There is a dispute about where the White House is finding their judicial nominees. A significant number have been, are or frequently speak to the Federalist Society (Society or FS). The 60,000-member strong organization is considered the conservative alternative to the American Bar Association.
Among its members and frequent presenters is Don McGahn, the previously mentioned overseer of presidential judicial nominations. Ask him if the White House is relying on the Federalist Society for its pool of candidates, and McGahn denies it. According to a Newsmax story, White House counsel Donald McGahn on Friday slammed "completely false" accusations that President Donald Trump was relying on the conservative Federalist Society for his judicial nominees.

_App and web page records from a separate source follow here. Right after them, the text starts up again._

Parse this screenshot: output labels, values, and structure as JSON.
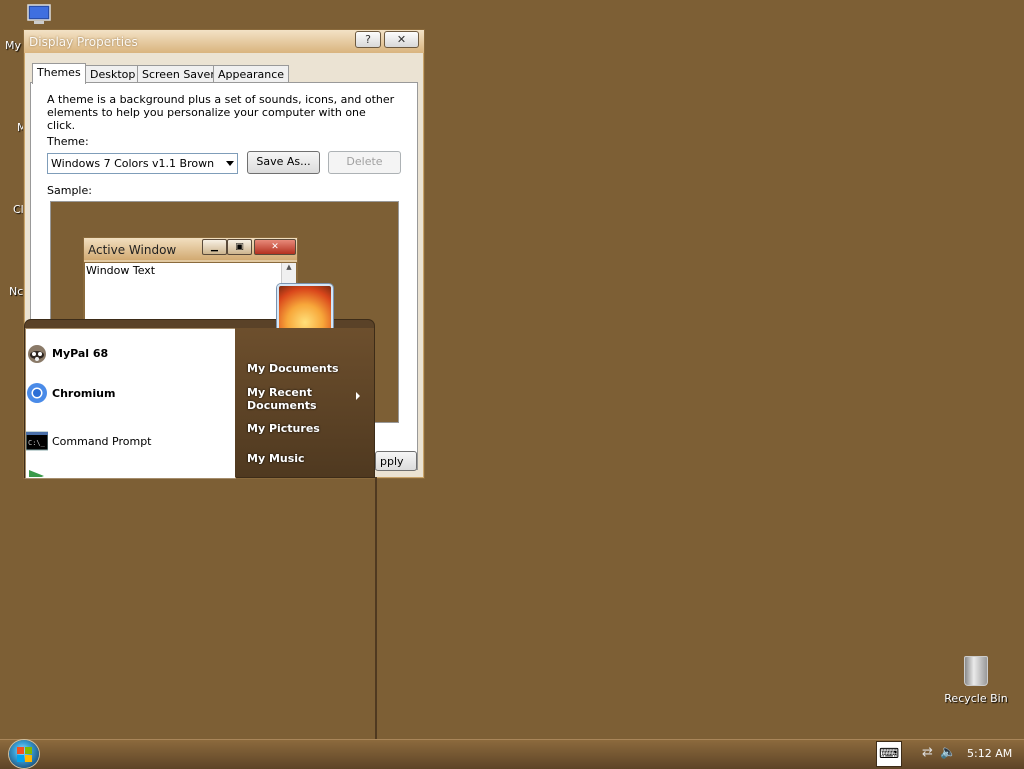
{
  "desktop": {
    "background_color": "#7d5f35",
    "icons": [
      {
        "label": "My",
        "icon": "my-computer-icon"
      },
      {
        "label": "M"
      },
      {
        "label": "Cl"
      },
      {
        "label": "Nc"
      }
    ],
    "recycle_bin": {
      "label": "Recycle Bin",
      "icon": "recycle-bin-icon"
    }
  },
  "dialog": {
    "title": "Display Properties",
    "help_button": "?",
    "close_button": "✕",
    "tabs": [
      {
        "label": "Themes",
        "active": true
      },
      {
        "label": "Desktop"
      },
      {
        "label": "Screen Saver"
      },
      {
        "label": "Appearance"
      }
    ],
    "description": "A theme is a background plus a set of sounds, icons, and other elements to help you personalize your computer with one click.",
    "theme_label": "Theme:",
    "theme_value": "Windows 7 Colors v1.1 Brown",
    "save_as": "Save As...",
    "delete": "Delete",
    "sample_label": "Sample:",
    "sample_window_title": "Active Window",
    "sample_window_text": "Window Text",
    "apply_partial": "pply"
  },
  "start_menu": {
    "left_items": [
      {
        "label": "MyPal 68",
        "icon": "mypal-icon",
        "bold": true
      },
      {
        "label": "Chromium",
        "icon": "chromium-icon",
        "bold": true
      },
      {
        "label": "Command Prompt",
        "icon": "command-prompt-icon",
        "bold": false
      }
    ],
    "right_items": [
      {
        "label": "My Documents"
      },
      {
        "label": "My Recent Documents",
        "submenu": true
      },
      {
        "label": "My Pictures"
      },
      {
        "label": "My Music"
      }
    ]
  },
  "taskbar": {
    "clock": "5:12 AM",
    "start_icon": "start-orb-icon",
    "tray_icons": [
      "keyboard-icon",
      "network-icon",
      "volume-icon"
    ]
  }
}
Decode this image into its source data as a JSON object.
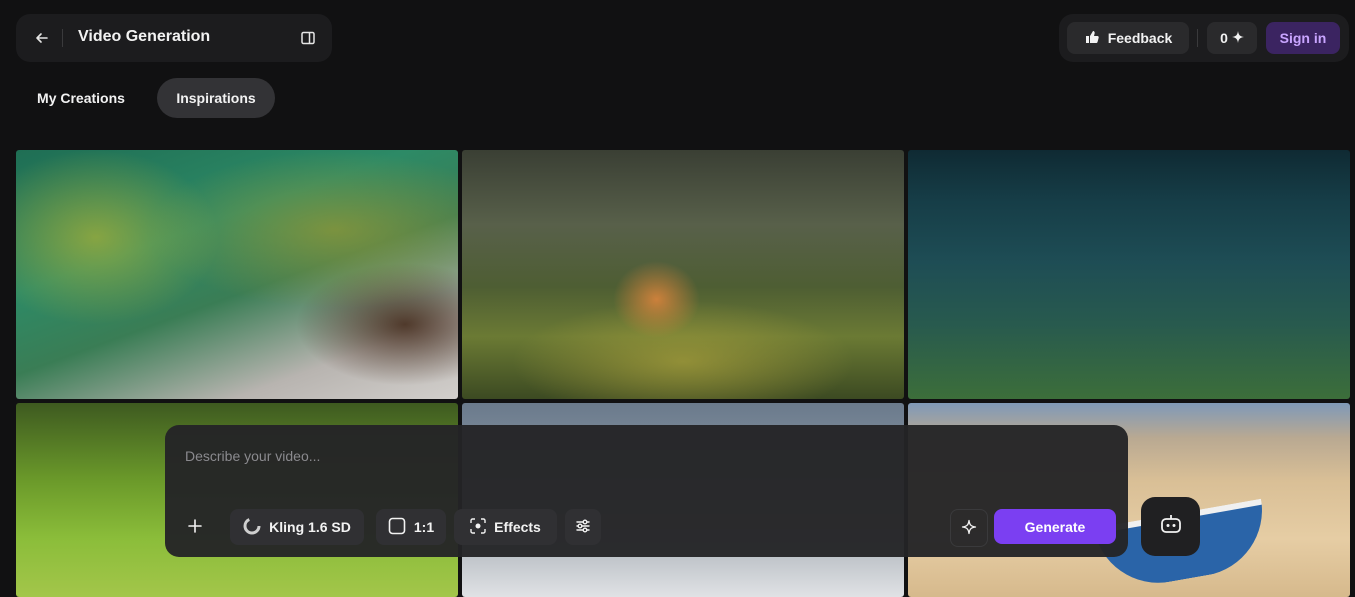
{
  "header": {
    "back_icon": "arrow-left-icon",
    "title": "Video Generation",
    "panel_icon": "sidebar-panel-icon"
  },
  "top_right": {
    "feedback_label": "Feedback",
    "feedback_icon": "thumbs-up-icon",
    "credits_value": "0",
    "credits_icon": "sparkle-icon",
    "signin_label": "Sign in"
  },
  "tabs": [
    {
      "label": "My Creations",
      "active": false
    },
    {
      "label": "Inspirations",
      "active": true
    }
  ],
  "gallery": {
    "items": [
      {
        "icon": "chameleon-thumbnail"
      },
      {
        "icon": "fox-thumbnail"
      },
      {
        "icon": "underwater-walker-thumbnail"
      },
      {
        "icon": "dog-in-grass-thumbnail"
      },
      {
        "icon": "rainbow-snow-thumbnail"
      },
      {
        "icon": "alien-boat-desert-thumbnail"
      }
    ]
  },
  "prompt": {
    "placeholder": "Describe your video...",
    "add_icon": "plus-icon",
    "model_label": "Kling 1.6 SD",
    "model_icon": "kling-logo-icon",
    "ratio_label": "1:1",
    "ratio_icon": "square-icon",
    "effects_label": "Effects",
    "effects_icon": "effects-focus-icon",
    "settings_icon": "sliders-icon",
    "enhance_icon": "sparkle-outline-icon",
    "generate_label": "Generate"
  },
  "assistant": {
    "icon": "robot-icon"
  },
  "colors": {
    "accent": "#7b3ff2",
    "signin_bg": "#3b2461",
    "signin_text": "#c9a5ff",
    "background": "#111112"
  }
}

Ask Steven Calabresi, a law professor at my alma mater Northwestern University School of Law and co-founder of the Society, and you get a different answer:
I would say I think the Federalist Society has come to play over the last 30 years for Republican presidents something of the role the American Bar Association has traditionally played for Democratic presidents.
The last two Republican presidents have disregarded ABA ratings, and I think they are relying on the Federalist Society to come up with qualified nominees.
Ten of the 13 confirmed[i] judicial nominees are Society-related. A new and expanded short-list of potential SCOTUS nominees was released around the time McGhan spoke at the Federalist Society’s annual convention in Capital City. Of the list, he said to the members present:
They [all] have a demonstrated commitment to originalism and textualism … there’s nothing unknown about them.
Interestingly Justice Gorsuch’s name had not been on an FS list before his nomination, although he has become a favorite of the Society. Other facts of interest to the climate and clean energy communities are:
As Professor Calabresi suggested, Democrat and Republican presidents listen differently to the American Bar Association and the Federalist Society. In March 2017 McGahn formally notified the ABA the White House was ending the long-standing practice of inviting the independent ABA Standing Committee on the Federal Judiciary to review the professional qualifications of prospective nominees to the lower federal courts before nominations are made. (emphasis added)
The ABA has continued to issue ratings, although now it waits until after the nominations are made. To date, the ABA has rated four of Trump’s nominees, including Talley, as unqualified.
The ABA/Federalist Society split reflects the division found these days in society as a whole. It particularly exemplifies the growing chasm between Republicans and Democrats. It is reasonable to ask what, in practical and political terms, are the impacts these differences are likely to have on the environment and on the fight to combat climate change.
Big questions, deserving of some answers. Click into the next installment for a discussion on some of them, as the series of Here Comes the (Trump) Judges will continue.
[i] As of December 6, 2017.
Lead photo credit: https://unsplash.com/@wilsea
Joel B. Stronberg
Joel Stronberg, MA, JD., of The JBS Group is a veteran clean energy policy analyst with over 30 years’ experience, based in Washington, DC.